AN ENGLISHMAN IN NEW YORKJohn Hurt first played Quentin Crisp over thirty years ago, in 1975 in Jack Gold’s legendary television production of THE NAKED CIVIL SERVANT (see page 233). The film also proved to be an international success in cinemas. In the first part of his memoirs, Britain’s most famous homosexual depicted his life in anonymity. AN ENGLISHMAN IN NEW YORK now tells the story of his years of fame.
In 1981 Quentin Crisp accepts a theatrical engagement in New York. His agent, Connie Clausen sees to it that, on account of his ‘particular achievements’, he is awarded an indefinite residence permit as a ‘resident alien’. She also manages to organise regular bookings of his one-man-show, ‘How to be Happy’. Before long, the word is out and Quentin Crisp’s appearances are popular with more than a select few. One day, Connie introduces Crisp to Phillip Steele, the publisher of “The Village Voice” magazine. The two men soon become friends and Crisp – a genuine party animal who adores premieres – finds plenty of opportunity to parade his flamboyant style and sharp-tongued wit.

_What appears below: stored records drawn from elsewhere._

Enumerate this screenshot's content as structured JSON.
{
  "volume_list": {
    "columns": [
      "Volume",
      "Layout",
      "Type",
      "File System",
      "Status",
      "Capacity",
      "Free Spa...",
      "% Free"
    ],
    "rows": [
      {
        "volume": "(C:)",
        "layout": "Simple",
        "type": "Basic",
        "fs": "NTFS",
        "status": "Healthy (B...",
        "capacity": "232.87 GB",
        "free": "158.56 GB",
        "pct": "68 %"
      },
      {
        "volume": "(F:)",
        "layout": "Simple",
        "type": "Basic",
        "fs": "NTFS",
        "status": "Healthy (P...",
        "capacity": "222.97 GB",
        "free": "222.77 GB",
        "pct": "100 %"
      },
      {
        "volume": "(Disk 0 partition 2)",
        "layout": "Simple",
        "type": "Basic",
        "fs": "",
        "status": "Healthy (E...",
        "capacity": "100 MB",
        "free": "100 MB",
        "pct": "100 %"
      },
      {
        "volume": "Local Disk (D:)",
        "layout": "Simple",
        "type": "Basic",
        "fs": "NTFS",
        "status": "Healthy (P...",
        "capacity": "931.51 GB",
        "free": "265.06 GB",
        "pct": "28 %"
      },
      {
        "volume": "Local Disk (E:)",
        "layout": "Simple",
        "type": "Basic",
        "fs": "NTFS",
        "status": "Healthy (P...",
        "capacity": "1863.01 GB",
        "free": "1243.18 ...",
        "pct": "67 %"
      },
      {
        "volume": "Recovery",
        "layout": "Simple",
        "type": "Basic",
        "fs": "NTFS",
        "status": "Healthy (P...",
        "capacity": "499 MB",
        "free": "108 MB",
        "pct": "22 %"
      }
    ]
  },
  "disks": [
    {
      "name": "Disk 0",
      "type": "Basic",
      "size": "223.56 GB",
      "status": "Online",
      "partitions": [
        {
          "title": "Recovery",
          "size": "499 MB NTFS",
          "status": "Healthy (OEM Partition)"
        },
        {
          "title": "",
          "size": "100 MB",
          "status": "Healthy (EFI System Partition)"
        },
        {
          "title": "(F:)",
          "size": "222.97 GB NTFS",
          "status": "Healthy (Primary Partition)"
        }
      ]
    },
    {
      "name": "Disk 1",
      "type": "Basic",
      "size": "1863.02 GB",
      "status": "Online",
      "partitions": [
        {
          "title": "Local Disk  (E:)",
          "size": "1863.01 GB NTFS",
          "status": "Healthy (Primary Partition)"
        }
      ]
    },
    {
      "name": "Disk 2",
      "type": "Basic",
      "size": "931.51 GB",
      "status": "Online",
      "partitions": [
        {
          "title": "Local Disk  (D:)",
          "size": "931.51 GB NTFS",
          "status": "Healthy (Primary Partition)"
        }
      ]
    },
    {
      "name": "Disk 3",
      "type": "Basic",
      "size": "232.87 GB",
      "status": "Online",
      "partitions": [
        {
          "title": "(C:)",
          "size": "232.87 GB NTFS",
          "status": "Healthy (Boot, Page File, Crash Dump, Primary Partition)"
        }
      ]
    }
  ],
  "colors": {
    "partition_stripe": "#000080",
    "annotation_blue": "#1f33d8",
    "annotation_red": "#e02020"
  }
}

However, his careless comment during one interview, that Aids is merely ‘a fad’ earns him more than a few enemies in New York’s gay community and eventually causes a rift between himself and Phillip Steele. He subsequently strikes up a close relationship with a young artist named Patrick Angus. When Angus contracts Aids and later dies, Crisp succeeds in persuading Steele to print Angus’ paintings in “The Village Voice”. The two men grow close once more. Their new relationship proves to be more enduring than the first; it is still going strong when performance artist Penny Arcade introduces Quentin Crisp to a hip, young audience who revere his iconic style – even at the grand old age of ninety.